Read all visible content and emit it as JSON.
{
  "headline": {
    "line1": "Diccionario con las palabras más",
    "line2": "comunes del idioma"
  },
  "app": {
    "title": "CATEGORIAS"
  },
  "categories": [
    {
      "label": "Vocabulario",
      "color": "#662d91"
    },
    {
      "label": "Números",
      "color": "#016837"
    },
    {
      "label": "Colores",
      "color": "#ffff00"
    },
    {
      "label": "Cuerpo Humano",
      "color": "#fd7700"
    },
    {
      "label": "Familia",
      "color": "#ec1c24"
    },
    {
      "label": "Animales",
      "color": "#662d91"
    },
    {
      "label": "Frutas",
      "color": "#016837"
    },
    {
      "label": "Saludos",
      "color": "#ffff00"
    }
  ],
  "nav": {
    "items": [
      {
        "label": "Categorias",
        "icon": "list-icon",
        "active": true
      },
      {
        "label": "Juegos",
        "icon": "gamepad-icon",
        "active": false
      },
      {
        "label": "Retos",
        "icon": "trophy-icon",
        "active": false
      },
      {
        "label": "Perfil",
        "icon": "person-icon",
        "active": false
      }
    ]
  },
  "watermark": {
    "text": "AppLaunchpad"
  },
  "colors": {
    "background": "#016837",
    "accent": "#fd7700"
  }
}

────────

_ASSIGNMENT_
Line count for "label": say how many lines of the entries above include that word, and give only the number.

_SOLUTION TO THIS PROBLEM_
12